Do you ever feel like you’re holding a meeting to schedule another meeting to discuss a meeting you previously met about? Sometimes, I feel overwhelmed by all the meetings I attend, yet I know—if properly managed—meetings are an effective way to delegate tasks and monitor their progress to ensure project success.
I recently received a link to an online leadership resource called Books 24x7, which highlights a few tips for conducting effective meetings. We should all keep these points in mind in order to get the most out of our many meetings.
Begin with a positive message.
Regardless of the purpose of a meeting, encourage and uplift your participants by sharing with them what’s going right in the organization. If the point of the meeting is to evaluate an event, let your volunteers and committee know what you think they did well first.
Create an agenda, share it with your attendees, and stick to it.
It’s always useful if participants know the goals of a meeting and, generally, what to expect. While it may be easy to create an agenda, it’s usually much harder to stick to it. Try adding time frames next to your agenda items to stay on track, and focus on the most timely (and time-consuming) action item first. You can always schedule a follow-up meeting, as a last resort.
Keep your eye on the prize.

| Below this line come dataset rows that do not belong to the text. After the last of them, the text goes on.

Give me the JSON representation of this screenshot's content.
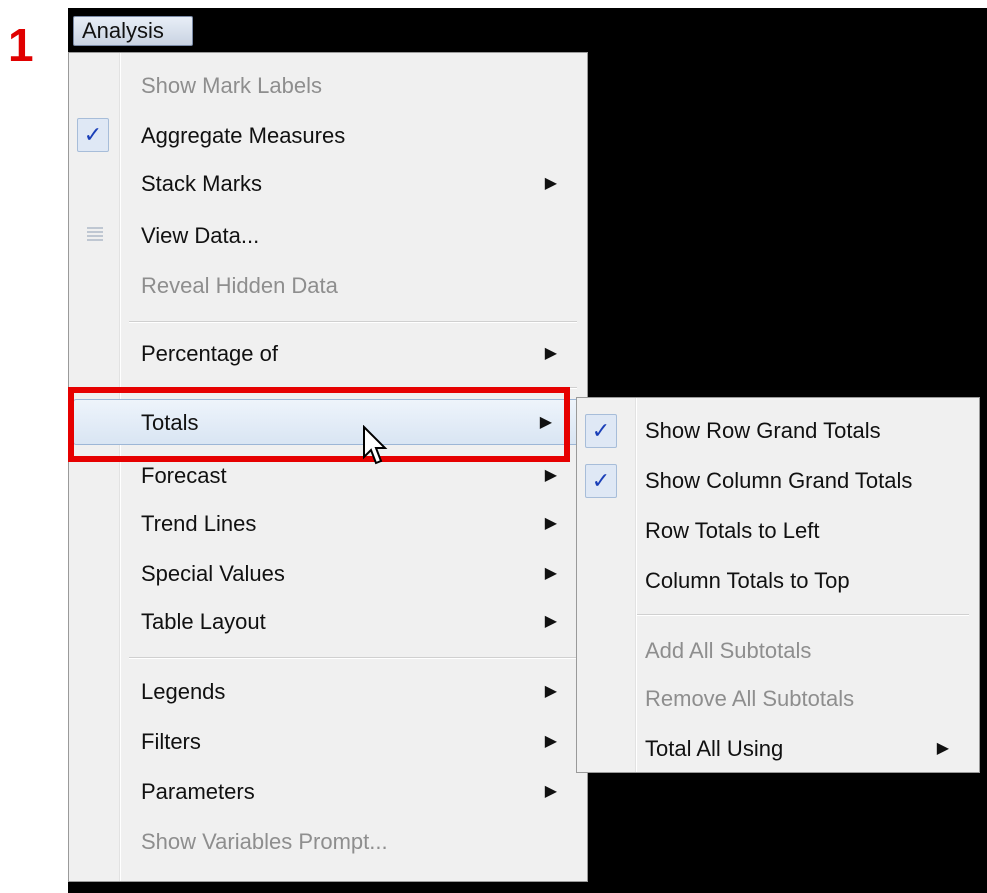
{
  "step_label": "1",
  "menubar": {
    "menu_title": "Analysis"
  },
  "analysis_menu": {
    "items": [
      {
        "label": "Show Mark Labels",
        "enabled": false,
        "checked": false,
        "submenu": false
      },
      {
        "label": "Aggregate Measures",
        "enabled": true,
        "checked": true,
        "submenu": false
      },
      {
        "label": "Stack Marks",
        "enabled": true,
        "checked": false,
        "submenu": true
      },
      {
        "label": "View Data...",
        "enabled": true,
        "checked": false,
        "submenu": false,
        "icon": "view-data-grid-icon"
      },
      {
        "label": "Reveal Hidden Data",
        "enabled": false,
        "checked": false,
        "submenu": false
      },
      {
        "label": "Percentage of",
        "enabled": true,
        "checked": false,
        "submenu": true
      },
      {
        "label": "Totals",
        "enabled": true,
        "checked": false,
        "submenu": true,
        "hovered": true
      },
      {
        "label": "Forecast",
        "enabled": true,
        "checked": false,
        "submenu": true
      },
      {
        "label": "Trend Lines",
        "enabled": true,
        "checked": false,
        "submenu": true
      },
      {
        "label": "Special Values",
        "enabled": true,
        "checked": false,
        "submenu": true
      },
      {
        "label": "Table Layout",
        "enabled": true,
        "checked": false,
        "submenu": true
      },
      {
        "label": "Legends",
        "enabled": true,
        "checked": false,
        "submenu": true
      },
      {
        "label": "Filters",
        "enabled": true,
        "checked": false,
        "submenu": true
      },
      {
        "label": "Parameters",
        "enabled": true,
        "checked": false,
        "submenu": true
      },
      {
        "label": "Show Variables Prompt...",
        "enabled": false,
        "checked": false,
        "submenu": false
      }
    ]
  },
  "totals_submenu": {
    "items": [
      {
        "label": "Show Row Grand Totals",
        "enabled": true,
        "checked": true,
        "submenu": false
      },
      {
        "label": "Show Column Grand Totals",
        "enabled": true,
        "checked": true,
        "submenu": false
      },
      {
        "label": "Row Totals to Left",
        "enabled": true,
        "checked": false,
        "submenu": false
      },
      {
        "label": "Column Totals to Top",
        "enabled": true,
        "checked": false,
        "submenu": false
      },
      {
        "label": "Add All Subtotals",
        "enabled": false,
        "checked": false,
        "submenu": false
      },
      {
        "label": "Remove All Subtotals",
        "enabled": false,
        "checked": false,
        "submenu": false
      },
      {
        "label": "Total All Using",
        "enabled": true,
        "checked": false,
        "submenu": true
      }
    ]
  },
  "glyphs": {
    "check": "✓",
    "arrow": "▶"
  },
  "colors": {
    "highlight_border": "#e60000",
    "step_label": "#e00000",
    "check": "#1a3fb8"
  }
}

Ultimately, you have goals in mind for your meeting such as making decisions, assigning tasks, creating an action plan, etc. Keep sharply focused on the meeting’s goals for the duration of the meeting, bringing attendees back to the task at hand if they stray from the meeting’s objectives.
To lead the meeting, be a good listener.
After you’ve set the tone for the meeting and communicated the goals, listen to what others have to say. Let them feel like active participants in the process, but be mindful that you may have to reel in those who try to take center stage for too long or stray off course.
Avoid having meetings to simply have meetings.
Do you really need to meet again, or could a follow-up decision be made via email? Everyone’s time is valuable, so try to avoid convening if doing so is truly unnecessary.
Communicate the meeting’s results to the team.
After a meeting, send minutes to all participants to ensure the meeting’s outcomes are understood and next steps have been clarified. Everyone will then have a record of what was discussed and an idea of what to expect as the team moves forward.